- EXERCISE
Search the material for lines containing the word "JSON", and copy each one.

- EXTRACTED MATERIAL
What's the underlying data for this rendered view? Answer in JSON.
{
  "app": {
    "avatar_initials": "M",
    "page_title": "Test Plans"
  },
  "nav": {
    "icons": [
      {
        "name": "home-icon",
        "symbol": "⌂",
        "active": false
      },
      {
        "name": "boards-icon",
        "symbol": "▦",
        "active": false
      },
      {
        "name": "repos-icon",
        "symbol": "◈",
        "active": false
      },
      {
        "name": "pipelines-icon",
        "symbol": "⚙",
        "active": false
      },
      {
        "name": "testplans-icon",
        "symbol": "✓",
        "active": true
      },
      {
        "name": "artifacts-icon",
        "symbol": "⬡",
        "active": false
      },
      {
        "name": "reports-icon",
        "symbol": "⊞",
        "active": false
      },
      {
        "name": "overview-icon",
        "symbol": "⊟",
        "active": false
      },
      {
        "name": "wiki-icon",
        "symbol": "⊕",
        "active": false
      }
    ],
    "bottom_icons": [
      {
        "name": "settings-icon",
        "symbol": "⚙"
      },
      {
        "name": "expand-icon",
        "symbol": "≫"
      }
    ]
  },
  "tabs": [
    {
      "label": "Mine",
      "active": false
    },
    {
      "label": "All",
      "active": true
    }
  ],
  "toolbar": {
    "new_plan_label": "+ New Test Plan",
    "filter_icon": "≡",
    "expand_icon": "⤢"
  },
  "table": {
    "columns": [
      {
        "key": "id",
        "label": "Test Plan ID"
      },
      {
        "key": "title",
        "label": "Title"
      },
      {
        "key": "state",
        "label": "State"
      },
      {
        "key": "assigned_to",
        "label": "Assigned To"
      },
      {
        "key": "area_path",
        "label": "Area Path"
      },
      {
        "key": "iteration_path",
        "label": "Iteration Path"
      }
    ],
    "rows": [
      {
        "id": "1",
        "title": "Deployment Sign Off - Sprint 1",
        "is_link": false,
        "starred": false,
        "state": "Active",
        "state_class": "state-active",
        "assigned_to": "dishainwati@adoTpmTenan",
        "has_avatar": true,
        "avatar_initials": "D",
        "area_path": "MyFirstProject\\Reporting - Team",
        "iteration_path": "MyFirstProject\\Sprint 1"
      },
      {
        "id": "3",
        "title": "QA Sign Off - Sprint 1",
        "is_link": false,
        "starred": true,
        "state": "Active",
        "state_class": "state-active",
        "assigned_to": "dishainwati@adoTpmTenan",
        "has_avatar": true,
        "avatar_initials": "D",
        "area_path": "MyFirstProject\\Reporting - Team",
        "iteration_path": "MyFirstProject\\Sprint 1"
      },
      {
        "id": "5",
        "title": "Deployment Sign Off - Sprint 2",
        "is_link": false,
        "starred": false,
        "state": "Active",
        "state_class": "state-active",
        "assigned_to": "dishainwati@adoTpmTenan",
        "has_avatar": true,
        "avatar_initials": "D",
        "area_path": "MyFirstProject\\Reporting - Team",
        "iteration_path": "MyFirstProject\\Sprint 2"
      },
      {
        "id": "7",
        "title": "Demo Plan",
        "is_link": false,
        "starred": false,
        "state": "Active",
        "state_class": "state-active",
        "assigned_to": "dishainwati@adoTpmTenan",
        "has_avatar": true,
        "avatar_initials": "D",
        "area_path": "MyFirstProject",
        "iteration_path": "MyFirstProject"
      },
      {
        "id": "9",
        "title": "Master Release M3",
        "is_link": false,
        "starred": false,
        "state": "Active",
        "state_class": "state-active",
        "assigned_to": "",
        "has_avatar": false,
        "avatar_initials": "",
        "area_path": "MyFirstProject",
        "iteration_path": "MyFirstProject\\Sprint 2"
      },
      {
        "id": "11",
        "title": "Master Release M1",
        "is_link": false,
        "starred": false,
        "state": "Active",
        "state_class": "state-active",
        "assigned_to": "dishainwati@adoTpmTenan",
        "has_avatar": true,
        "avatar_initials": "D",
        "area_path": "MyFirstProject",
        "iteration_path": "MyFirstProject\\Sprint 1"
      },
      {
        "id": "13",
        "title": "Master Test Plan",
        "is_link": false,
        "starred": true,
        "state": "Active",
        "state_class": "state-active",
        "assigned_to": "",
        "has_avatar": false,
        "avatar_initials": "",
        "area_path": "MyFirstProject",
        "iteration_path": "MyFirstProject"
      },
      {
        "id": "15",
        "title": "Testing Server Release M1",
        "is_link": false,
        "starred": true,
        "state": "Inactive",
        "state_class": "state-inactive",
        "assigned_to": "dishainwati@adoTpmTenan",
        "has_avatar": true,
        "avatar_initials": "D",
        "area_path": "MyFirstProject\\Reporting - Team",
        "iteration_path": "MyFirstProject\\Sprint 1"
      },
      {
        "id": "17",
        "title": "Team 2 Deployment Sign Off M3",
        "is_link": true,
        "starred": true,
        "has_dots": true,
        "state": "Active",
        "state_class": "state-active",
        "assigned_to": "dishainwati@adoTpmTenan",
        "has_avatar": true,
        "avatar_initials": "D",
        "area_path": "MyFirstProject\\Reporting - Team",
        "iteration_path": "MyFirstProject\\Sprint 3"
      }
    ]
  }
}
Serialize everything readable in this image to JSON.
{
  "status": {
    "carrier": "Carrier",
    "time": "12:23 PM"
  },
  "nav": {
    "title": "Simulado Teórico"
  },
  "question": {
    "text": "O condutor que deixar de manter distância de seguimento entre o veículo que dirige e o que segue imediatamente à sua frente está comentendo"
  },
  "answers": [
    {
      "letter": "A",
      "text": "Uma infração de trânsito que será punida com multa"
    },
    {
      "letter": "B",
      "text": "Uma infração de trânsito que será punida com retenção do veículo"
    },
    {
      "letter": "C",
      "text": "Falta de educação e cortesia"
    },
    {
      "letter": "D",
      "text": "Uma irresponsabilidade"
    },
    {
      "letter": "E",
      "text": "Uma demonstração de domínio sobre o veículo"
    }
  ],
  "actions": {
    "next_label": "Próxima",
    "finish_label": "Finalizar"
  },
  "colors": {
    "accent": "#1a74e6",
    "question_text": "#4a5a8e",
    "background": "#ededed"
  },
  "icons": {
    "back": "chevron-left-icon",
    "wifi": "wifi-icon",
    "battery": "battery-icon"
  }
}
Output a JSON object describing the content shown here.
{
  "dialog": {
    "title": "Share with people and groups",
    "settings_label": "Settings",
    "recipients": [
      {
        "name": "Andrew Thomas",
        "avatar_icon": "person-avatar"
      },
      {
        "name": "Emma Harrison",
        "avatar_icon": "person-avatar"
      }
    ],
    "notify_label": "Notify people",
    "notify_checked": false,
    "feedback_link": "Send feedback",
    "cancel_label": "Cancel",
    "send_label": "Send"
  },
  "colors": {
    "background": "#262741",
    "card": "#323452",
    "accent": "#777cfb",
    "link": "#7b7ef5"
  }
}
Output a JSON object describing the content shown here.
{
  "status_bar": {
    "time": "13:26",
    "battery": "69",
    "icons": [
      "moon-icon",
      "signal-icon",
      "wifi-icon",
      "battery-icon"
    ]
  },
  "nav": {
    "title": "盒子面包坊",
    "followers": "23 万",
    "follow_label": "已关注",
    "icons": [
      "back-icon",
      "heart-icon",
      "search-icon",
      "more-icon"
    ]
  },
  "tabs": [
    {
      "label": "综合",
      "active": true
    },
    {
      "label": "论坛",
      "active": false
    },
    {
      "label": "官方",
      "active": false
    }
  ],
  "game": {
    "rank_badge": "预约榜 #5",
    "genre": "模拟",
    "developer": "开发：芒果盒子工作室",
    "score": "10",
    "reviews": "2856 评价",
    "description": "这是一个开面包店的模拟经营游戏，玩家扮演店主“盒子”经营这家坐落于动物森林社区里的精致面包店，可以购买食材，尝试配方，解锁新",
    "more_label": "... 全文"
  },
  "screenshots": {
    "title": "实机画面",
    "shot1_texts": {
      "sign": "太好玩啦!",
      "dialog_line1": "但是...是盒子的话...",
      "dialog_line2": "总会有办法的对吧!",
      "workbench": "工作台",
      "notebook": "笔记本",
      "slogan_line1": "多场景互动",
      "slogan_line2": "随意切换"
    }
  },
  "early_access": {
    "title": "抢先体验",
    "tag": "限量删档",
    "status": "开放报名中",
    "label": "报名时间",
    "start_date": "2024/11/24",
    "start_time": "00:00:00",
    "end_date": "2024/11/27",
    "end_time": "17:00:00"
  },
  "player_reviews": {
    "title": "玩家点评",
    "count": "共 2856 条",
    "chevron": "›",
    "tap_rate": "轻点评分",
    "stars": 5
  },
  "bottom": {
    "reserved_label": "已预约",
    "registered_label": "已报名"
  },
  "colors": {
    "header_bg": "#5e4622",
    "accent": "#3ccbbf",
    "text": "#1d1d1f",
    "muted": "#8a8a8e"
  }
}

- WRITTEN ANSWER
What's the underlying data for this rendered view? Answer in JSON.
Serialize everything readable in this image to JSON.
Output a JSON object describing the content shown here.
Output a JSON object describing the content shown here.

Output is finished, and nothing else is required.